Lawmakers are grappling with how to legitimize a business that creates opportunities but also causes problems. While the service provides extra income for residents and cheaper accommodations for travelers, it can also create issues for neighbors and landlords
Using Airbnb in San Francisco and New York may not be so breezy by the end of this year. Right now, a visitor can hop on the site, find an apartment or house that a local isn’t using and click “Book It.” A few housekeeping matters later, a tourist has connected with someone willing to share their home, that host has made some extra money and Airbnb has taken a slice.
Like business models driving other companies in the sharing economy—whether they’re promoting the shared use of cars, tools or driveways—the basic idea is simple. The reality isn’t. In dense urban areas on both coasts, many transactions taking place on sites like Airbnb are technically illegal. In San Francisco, renting out an apartment in a building with more than three units for less than 30 days is not allowed. New York City has similar prohibitions. In both metros, hosts have been evicted for breaking the law (or clauses in their leases), and lawmakers are struggling to legitimize a business that provides income for residents and is loved by travelers but also causes problems.
“Clearly Airbnb and a few other companies are changing the universe of what people assume are their rights as residents in neighborhoods,” says New York state Sen. Liz Krueger, who helped write the law prohibiting short-term rentals in New York. “It’s challenging the model of business regulation and frankly it’s wreaking havoc in certain communities.”
There are people who unknowingly break their leases by using Airbnb and lose their apartments, she says. There are neighbors kept awake by partying tourists or made nervous by a revolving cast strangers on their floor. And there are residents who get displaced so that landlords can rent out their apartments full time on sites like Airbnb. “It’s not OK and it shouldn’t be OK,” Krueger says. “There are reasons most cities have specific laws for hotels.”
Other lawmakers think it should be OK—but with caveats. Two bills in the New York legislature, both currently in committee, would carve exemptions out of the law to help legalize shorter-term rentals in New York City. And on Tuesday, San Francisco lawmaker David Chiu proposed legislation that would regulate short-term rentals there.
Like one of the New York bills, Chiu’s proposal would create a registration system run by the city: all would-be “hosts” who want to rent out their homes would have to apply for approval and let the city keep certain information about them on file. The San Francisco legislation limits eligible homes to primary residences where locals live at least three-quarters of the year, a clause aimed at keeping landlords from displacing renters to use apartments like hotels.

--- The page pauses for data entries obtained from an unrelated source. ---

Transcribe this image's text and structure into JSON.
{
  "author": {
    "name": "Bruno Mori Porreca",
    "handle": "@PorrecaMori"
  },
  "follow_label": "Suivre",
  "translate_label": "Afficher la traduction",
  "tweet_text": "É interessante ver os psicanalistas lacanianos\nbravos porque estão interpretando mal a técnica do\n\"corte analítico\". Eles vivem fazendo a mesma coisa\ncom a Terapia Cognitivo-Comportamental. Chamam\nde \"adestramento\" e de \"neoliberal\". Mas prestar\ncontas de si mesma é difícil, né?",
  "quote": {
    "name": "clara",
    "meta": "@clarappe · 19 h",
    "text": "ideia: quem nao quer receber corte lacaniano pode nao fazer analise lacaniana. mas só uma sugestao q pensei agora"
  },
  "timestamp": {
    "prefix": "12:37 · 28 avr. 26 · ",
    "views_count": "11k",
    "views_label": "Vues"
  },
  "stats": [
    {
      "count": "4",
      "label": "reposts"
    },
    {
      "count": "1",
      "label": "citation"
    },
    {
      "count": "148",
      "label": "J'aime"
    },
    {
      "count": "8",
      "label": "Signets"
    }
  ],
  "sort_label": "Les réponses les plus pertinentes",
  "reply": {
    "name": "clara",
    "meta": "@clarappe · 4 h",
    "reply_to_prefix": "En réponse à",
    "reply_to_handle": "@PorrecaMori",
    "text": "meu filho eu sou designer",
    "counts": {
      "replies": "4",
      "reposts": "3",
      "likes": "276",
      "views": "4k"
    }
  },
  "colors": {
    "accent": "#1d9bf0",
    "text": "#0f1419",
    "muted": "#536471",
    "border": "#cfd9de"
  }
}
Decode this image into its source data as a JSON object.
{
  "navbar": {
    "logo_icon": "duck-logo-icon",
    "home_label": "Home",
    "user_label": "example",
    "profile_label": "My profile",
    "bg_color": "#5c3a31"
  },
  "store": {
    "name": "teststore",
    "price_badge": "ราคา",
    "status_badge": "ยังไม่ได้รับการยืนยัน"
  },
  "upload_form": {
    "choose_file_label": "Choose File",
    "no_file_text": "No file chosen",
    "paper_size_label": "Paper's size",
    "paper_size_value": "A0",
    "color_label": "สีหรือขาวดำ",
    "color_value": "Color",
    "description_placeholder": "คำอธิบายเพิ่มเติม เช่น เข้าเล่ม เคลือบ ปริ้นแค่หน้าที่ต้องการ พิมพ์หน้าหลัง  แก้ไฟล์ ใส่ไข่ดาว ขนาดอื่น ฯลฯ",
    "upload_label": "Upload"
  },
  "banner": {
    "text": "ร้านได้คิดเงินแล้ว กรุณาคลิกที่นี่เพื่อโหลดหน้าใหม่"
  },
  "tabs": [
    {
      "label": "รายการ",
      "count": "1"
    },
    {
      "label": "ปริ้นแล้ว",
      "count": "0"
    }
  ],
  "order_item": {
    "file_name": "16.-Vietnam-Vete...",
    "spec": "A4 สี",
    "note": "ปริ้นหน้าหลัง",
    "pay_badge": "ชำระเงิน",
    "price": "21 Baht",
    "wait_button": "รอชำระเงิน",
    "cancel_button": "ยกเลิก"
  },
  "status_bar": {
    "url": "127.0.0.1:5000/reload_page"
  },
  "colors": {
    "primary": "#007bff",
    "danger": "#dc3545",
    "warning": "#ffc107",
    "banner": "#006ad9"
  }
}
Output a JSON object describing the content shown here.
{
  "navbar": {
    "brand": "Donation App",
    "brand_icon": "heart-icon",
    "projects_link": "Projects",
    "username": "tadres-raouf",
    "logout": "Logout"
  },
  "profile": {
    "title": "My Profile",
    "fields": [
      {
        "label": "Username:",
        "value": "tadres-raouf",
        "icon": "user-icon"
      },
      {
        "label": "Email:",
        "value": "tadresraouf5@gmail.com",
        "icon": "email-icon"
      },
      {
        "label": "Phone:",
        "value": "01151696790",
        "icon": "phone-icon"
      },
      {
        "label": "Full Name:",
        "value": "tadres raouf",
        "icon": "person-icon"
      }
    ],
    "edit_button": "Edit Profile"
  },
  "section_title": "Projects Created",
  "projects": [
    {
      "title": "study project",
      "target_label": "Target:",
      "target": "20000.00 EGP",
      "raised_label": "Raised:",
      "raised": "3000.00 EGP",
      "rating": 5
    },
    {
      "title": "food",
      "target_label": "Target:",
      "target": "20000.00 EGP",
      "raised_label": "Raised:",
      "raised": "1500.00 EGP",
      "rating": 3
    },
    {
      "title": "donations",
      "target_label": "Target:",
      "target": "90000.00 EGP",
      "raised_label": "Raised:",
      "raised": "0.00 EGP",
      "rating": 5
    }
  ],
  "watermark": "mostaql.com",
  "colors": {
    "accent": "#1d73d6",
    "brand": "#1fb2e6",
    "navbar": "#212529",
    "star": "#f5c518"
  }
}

David Hantman, Airbnb’s head of public policy, lauded the proposal in a blog post, but also wrote that “certain provisions… could be problematic to our hosting community,” like a “registration system that could make some of their personal information public.” Airbnb stresses that people abusing the system, which has been used by more than 11 million people, are exceptions in an otherwise happy home-sharing economy. In economic impact studies, Airbnb found that 82% of users share only the home in which they live.
In an attempt to find out more about what business transactions are taking place, the New York attorney general’s office has subpoenaed data on thousands of Airbnb users in New York City. It’s part of an effort to separate hosts who are using the service to essentially run illegal hotels from the “casual users who are doing this once in a while,” says Melissa Grace, a spokeswoman for the attorney general’s office. She says the 82% who are renting out only their primary residence could account for a much lower percentage of the total listings.
Airbnb is fighting to keep the information private, a move it says is meant to protect its users, and the two are currently in settlement discussions.
Another New York law currently prohibits Airbnb hosts from collecting and paying hotel taxes to the city, something that is required under the proposed San Francisco legislation. The company is fighting to change that, hoping it would help legitimize the business and estimating it could kick $21 million a year into New York’s coffers. Airbnb spent $120,000 to lobby New York City council members last year and has reported another $20,000 so far in 2014, according to lobbying records.
Other cities have already found their balance between oversight and facilitating a popular service. Austin, Texas, a city where thousands upon thousands descend each year for events like SXSW, set up a licensing system for short-term rentals last year. Each applicant has to pay a $285 fee and provide certain documentation like proof of insurance. The city also limited the amount of homes that could be rented out in each building and area of the city, so no neighborhood would be overrun. No more than 3% of the units in one building, for example, can be used for short-term rentals.
The promises and pitfalls of the sharing economy will be aired during upcoming hearings in San Francisco—and in oral arguments on April 22 if Airbnb and the New York attorney general fail to reach a settlement out of court. “We still have a long way to go before we get a good law enacted,” Hantman wrote in his post responding to the San Francisco legislation. “It is just the beginning of what promises to be a very long process during which the entire Board of Supervisors will look at this proposal, hear from all sides—including our community—and make decisions about how to proceed.”